> **Dataset entries**
——
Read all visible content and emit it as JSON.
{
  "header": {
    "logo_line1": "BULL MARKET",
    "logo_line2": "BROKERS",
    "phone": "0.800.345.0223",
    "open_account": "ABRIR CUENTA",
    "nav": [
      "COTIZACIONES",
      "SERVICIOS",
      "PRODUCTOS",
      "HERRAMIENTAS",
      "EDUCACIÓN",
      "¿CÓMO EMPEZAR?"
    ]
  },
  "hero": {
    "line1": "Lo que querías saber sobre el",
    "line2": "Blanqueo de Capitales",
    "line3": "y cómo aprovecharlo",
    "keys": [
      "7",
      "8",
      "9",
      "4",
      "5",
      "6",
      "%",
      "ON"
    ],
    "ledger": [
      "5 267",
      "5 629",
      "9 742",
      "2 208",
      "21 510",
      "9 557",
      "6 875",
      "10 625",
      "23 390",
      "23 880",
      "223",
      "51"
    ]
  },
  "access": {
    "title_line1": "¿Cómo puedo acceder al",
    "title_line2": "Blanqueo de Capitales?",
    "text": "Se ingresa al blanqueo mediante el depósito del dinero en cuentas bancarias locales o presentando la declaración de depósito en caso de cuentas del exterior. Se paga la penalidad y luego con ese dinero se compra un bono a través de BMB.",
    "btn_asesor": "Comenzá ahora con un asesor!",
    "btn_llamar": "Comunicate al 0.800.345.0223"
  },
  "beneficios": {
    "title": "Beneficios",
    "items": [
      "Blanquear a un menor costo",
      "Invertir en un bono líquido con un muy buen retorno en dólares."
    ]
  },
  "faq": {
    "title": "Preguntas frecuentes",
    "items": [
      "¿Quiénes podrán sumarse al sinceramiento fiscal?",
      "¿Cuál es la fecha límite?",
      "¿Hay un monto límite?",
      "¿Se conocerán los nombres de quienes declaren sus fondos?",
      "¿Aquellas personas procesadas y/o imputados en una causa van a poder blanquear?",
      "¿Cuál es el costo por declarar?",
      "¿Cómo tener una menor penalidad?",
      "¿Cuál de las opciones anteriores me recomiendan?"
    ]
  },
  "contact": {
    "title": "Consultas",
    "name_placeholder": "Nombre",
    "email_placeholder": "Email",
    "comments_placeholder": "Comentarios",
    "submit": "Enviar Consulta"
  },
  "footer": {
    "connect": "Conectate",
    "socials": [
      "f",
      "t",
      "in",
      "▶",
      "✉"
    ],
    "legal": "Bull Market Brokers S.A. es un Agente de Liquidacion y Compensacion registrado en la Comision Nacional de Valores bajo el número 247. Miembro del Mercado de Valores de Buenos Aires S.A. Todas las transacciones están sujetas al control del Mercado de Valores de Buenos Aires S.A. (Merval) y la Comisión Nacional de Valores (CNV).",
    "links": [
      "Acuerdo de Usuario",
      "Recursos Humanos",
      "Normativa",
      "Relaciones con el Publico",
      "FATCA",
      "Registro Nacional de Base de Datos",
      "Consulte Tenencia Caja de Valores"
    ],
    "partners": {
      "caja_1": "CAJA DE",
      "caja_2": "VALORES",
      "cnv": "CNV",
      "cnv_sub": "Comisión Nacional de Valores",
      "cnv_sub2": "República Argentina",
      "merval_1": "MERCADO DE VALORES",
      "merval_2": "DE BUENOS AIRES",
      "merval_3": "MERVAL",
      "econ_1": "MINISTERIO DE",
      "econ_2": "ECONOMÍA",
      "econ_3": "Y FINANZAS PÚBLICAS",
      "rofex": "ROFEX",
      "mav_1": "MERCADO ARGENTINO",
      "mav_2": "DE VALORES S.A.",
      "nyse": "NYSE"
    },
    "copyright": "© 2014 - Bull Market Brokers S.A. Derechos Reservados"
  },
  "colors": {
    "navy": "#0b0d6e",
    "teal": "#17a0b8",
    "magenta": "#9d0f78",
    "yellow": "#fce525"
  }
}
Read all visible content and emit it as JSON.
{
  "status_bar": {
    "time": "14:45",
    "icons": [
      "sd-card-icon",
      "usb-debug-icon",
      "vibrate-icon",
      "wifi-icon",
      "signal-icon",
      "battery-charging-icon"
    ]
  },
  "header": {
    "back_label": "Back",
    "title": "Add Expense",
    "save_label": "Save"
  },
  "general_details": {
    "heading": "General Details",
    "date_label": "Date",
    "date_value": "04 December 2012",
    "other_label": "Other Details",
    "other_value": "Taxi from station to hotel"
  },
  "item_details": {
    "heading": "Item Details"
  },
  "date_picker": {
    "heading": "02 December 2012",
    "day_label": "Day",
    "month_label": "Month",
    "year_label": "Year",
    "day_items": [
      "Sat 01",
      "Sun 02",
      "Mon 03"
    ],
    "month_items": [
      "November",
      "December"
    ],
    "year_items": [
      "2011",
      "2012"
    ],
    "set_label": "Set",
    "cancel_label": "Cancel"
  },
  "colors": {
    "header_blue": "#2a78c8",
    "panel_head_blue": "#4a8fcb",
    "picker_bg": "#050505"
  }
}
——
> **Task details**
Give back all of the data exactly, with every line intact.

> **Response**
Read all visible content and emit it as JSON.
{
  "header": {
    "logo_line1": "BULL MARKET",
    "logo_line2": "BROKERS",
    "phone": "0.800.345.0223",
    "open_account": "ABRIR CUENTA",
    "nav": [
      "COTIZACIONES",
      "SERVICIOS",
      "PRODUCTOS",
      "HERRAMIENTAS",
      "EDUCACIÓN",
      "¿CÓMO EMPEZAR?"
    ]
  },
  "hero": {
    "line1": "Lo que querías saber sobre el",
    "line2": "Blanqueo de Capitales",
    "line3": "y cómo aprovecharlo",
    "keys": [
      "7",
      "8",
      "9",
      "4",
      "5",
      "6",
      "%",
      "ON"
    ],
    "ledger": [
      "5 267",
      "5 629",
      "9 742",
      "2 208",
      "21 510",
      "9 557",
      "6 875",
      "10 625",
      "23 390",
      "23 880",
      "223",
      "51"
    ]
  },
  "access": {
    "title_line1": "¿Cómo puedo acceder al",
    "title_line2": "Blanqueo de Capitales?",
    "text": "Se ingresa al blanqueo mediante el depósito del dinero en cuentas bancarias locales o presentando la declaración de depósito en caso de cuentas del exterior. Se paga la penalidad y luego con ese dinero se compra un bono a través de BMB.",
    "btn_asesor": "Comenzá ahora con un asesor!",
    "btn_llamar": "Comunicate al 0.800.345.0223"
  },
  "beneficios": {
    "title": "Beneficios",
    "items": [
      "Blanquear a un menor costo",
      "Invertir en un bono líquido con un muy buen retorno en dólares."
    ]
  },
  "faq": {
    "title": "Preguntas frecuentes",
    "items": [
      "¿Quiénes podrán sumarse al sinceramiento fiscal?",
      "¿Cuál es la fecha límite?",
      "¿Hay un monto límite?",
      "¿Se conocerán los nombres de quienes declaren sus fondos?",
      "¿Aquellas personas procesadas y/o imputados en una causa van a poder blanquear?",
      "¿Cuál es el costo por declarar?",
      "¿Cómo tener una menor penalidad?",
      "¿Cuál de las opciones anteriores me recomiendan?"
    ]
  },
  "contact": {
    "title": "Consultas",
    "name_placeholder": "Nombre",
    "email_placeholder": "Email",
    "comments_placeholder": "Comentarios",
    "submit": "Enviar Consulta"
  },
  "footer": {
    "connect": "Conectate",
    "socials": [
      "f",
      "t",
      "in",
      "▶",
      "✉"
    ],
    "legal": "Bull Market Brokers S.A. es un Agente de Liquidacion y Compensacion registrado en la Comision Nacional de Valores bajo el número 247. Miembro del Mercado de Valores de Buenos Aires S.A. Todas las transacciones están sujetas al control del Mercado de Valores de Buenos Aires S.A. (Merval) y la Comisión Nacional de Valores (CNV).",
    "links": [
      "Acuerdo de Usuario",
      "Recursos Humanos",
      "Normativa",
      "Relaciones con el Publico",
      "FATCA",
      "Registro Nacional de Base de Datos",
      "Consulte Tenencia Caja de Valores"
    ],
    "partners": {
      "caja_1": "CAJA DE",
      "caja_2": "VALORES",
      "cnv": "CNV",
      "cnv_sub": "Comisión Nacional de Valores",
      "cnv_sub2": "República Argentina",
      "merval_1": "MERCADO DE VALORES",
      "merval_2": "DE BUENOS AIRES",
      "merval_3": "MERVAL",
      "econ_1": "MINISTERIO DE",
      "econ_2": "ECONOMÍA",
      "econ_3": "Y FINANZAS PÚBLICAS",
      "rofex": "ROFEX",
      "mav_1": "MERCADO ARGENTINO",
      "mav_2": "DE VALORES S.A.",
      "nyse": "NYSE"
    },
    "copyright": "© 2014 - Bull Market Brokers S.A. Derechos Reservados"
  },
  "colors": {
    "navy": "#0b0d6e",
    "teal": "#17a0b8",
    "magenta": "#9d0f78",
    "yellow": "#fce525"
  }
}
Read all visible content and emit it as JSON.
{
  "status_bar": {
    "time": "14:45",
    "icons": [
      "sd-card-icon",
      "usb-debug-icon",
      "vibrate-icon",
      "wifi-icon",
      "signal-icon",
      "battery-charging-icon"
    ]
  },
  "header": {
    "back_label": "Back",
    "title": "Add Expense",
    "save_label": "Save"
  },
  "general_details": {
    "heading": "General Details",
    "date_label": "Date",
    "date_value": "04 December 2012",
    "other_label": "Other Details",
    "other_value": "Taxi from station to hotel"
  },
  "item_details": {
    "heading": "Item Details"
  },
  "date_picker": {
    "heading": "02 December 2012",
    "day_label": "Day",
    "month_label": "Month",
    "year_label": "Year",
    "day_items": [
      "Sat 01",
      "Sun 02",
      "Mon 03"
    ],
    "month_items": [
      "November",
      "December"
    ],
    "year_items": [
      "2011",
      "2012"
    ],
    "set_label": "Set",
    "cancel_label": "Cancel"
  },
  "colors": {
    "header_blue": "#2a78c8",
    "panel_head_blue": "#4a8fcb",
    "picker_bg": "#050505"
  }
}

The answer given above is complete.